══ GIVEN ENTRIES

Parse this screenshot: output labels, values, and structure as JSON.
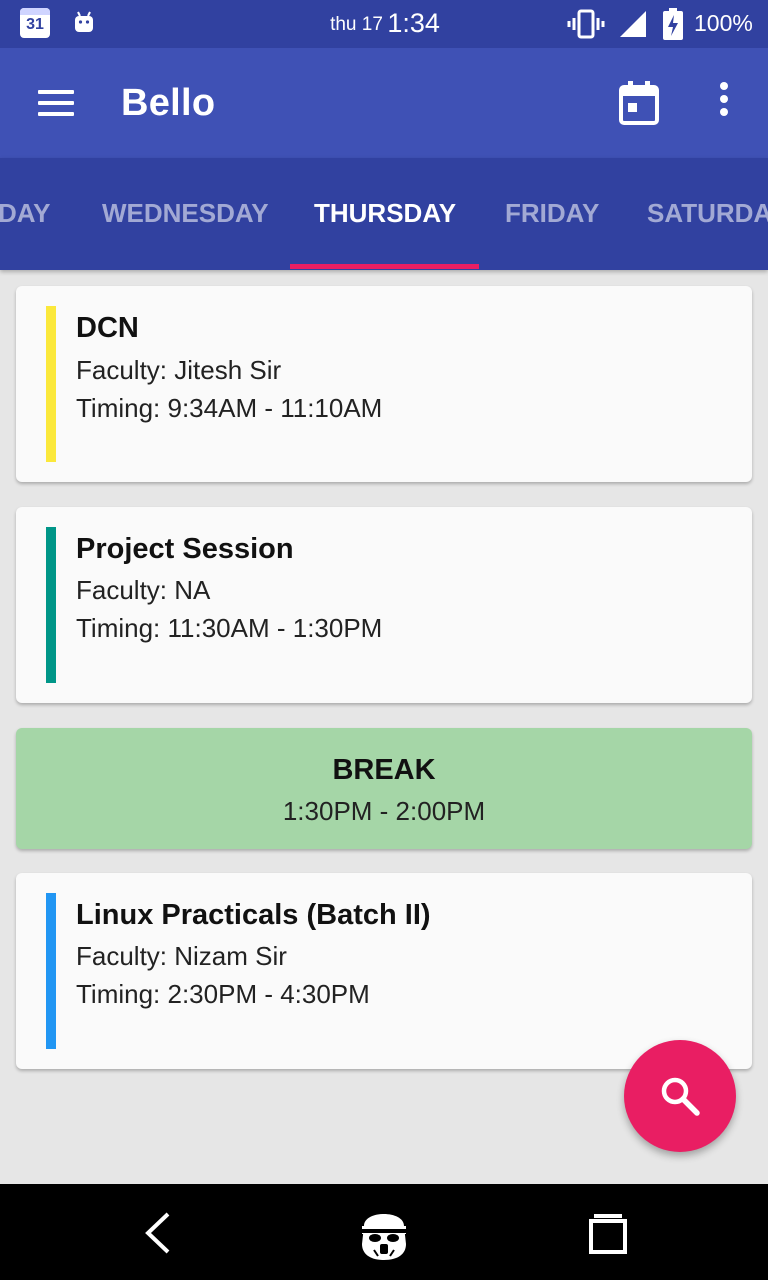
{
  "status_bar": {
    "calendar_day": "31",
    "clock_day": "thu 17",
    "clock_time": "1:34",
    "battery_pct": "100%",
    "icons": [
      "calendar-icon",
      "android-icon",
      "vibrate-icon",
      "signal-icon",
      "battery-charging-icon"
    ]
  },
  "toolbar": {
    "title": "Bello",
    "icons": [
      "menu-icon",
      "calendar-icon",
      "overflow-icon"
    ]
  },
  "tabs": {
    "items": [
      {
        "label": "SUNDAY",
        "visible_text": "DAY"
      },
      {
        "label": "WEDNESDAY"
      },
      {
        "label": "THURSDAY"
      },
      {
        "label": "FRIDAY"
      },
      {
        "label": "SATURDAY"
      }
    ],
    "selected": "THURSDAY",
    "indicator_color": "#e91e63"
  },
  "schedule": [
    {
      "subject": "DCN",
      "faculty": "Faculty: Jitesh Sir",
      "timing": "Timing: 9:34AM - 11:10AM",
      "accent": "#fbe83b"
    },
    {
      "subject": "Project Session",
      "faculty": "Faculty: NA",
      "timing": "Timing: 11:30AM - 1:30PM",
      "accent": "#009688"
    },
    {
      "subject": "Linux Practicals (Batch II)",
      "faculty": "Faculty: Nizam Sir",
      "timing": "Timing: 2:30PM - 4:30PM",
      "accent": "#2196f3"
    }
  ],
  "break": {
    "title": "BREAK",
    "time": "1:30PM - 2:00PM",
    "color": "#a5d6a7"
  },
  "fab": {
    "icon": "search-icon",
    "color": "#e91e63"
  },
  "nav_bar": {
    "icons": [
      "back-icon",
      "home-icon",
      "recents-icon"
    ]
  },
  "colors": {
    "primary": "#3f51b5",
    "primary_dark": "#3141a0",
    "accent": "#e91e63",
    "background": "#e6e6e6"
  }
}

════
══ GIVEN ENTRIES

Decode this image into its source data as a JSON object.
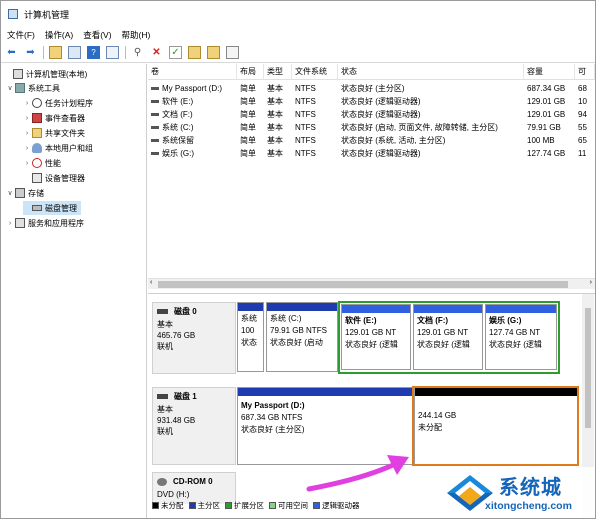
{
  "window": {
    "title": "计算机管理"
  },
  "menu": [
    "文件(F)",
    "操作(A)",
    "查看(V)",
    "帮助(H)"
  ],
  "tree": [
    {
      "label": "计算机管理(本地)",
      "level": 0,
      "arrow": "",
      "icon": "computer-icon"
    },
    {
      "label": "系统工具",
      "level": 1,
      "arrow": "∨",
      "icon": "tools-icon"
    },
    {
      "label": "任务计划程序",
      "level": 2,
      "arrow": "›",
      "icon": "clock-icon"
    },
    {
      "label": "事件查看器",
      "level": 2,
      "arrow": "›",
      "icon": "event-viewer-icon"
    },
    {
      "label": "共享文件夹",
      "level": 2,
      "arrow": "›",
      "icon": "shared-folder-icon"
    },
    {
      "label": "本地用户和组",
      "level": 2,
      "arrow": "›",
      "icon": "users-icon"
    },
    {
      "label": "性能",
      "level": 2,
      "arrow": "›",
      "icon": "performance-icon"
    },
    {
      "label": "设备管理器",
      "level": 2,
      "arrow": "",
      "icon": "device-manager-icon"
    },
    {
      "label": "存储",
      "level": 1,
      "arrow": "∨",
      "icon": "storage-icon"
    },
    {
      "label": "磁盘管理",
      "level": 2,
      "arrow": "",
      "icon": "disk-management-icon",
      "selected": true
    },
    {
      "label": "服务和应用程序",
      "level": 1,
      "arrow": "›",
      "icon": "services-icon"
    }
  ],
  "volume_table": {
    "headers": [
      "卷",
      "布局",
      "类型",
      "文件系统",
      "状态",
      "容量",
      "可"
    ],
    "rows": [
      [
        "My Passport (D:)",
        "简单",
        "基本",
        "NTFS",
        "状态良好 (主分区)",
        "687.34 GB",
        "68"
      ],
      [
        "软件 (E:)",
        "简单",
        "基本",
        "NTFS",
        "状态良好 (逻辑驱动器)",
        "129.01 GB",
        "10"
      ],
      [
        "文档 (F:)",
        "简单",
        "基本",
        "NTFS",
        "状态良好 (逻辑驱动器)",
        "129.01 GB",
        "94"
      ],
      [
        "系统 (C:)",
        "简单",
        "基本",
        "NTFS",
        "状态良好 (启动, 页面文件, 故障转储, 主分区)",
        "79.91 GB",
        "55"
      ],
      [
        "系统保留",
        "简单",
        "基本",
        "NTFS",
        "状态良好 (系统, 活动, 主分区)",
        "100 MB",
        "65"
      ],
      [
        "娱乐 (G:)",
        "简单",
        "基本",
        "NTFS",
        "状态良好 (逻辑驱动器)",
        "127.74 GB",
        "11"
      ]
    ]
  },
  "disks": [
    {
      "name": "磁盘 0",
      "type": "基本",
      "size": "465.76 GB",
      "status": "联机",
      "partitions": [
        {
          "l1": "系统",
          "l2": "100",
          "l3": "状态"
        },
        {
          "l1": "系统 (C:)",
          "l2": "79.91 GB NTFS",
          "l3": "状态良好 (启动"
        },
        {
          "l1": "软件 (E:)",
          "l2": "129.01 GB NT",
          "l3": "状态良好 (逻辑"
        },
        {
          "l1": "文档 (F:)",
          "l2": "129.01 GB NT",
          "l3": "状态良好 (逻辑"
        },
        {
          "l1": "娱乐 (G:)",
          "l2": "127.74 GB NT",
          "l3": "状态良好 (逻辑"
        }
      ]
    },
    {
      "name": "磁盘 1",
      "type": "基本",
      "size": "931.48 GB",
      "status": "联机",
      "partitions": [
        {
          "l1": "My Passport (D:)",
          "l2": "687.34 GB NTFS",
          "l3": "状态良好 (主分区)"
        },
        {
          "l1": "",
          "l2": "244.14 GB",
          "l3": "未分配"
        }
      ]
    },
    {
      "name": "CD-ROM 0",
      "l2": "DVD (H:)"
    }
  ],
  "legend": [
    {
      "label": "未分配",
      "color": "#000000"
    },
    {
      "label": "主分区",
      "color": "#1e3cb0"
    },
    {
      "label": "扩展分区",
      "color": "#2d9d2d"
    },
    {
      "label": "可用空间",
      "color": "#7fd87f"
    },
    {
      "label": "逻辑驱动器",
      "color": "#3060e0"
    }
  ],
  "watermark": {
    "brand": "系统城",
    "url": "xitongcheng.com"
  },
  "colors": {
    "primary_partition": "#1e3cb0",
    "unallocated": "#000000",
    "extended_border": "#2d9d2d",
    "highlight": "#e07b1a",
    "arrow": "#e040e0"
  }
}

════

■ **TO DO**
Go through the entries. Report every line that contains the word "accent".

■ **RESPONSE BELOW**
      "accent": "#fbe83b"
      "accent": "#009688"
      "accent": "#2196f3"
    "accent": "#e91e63",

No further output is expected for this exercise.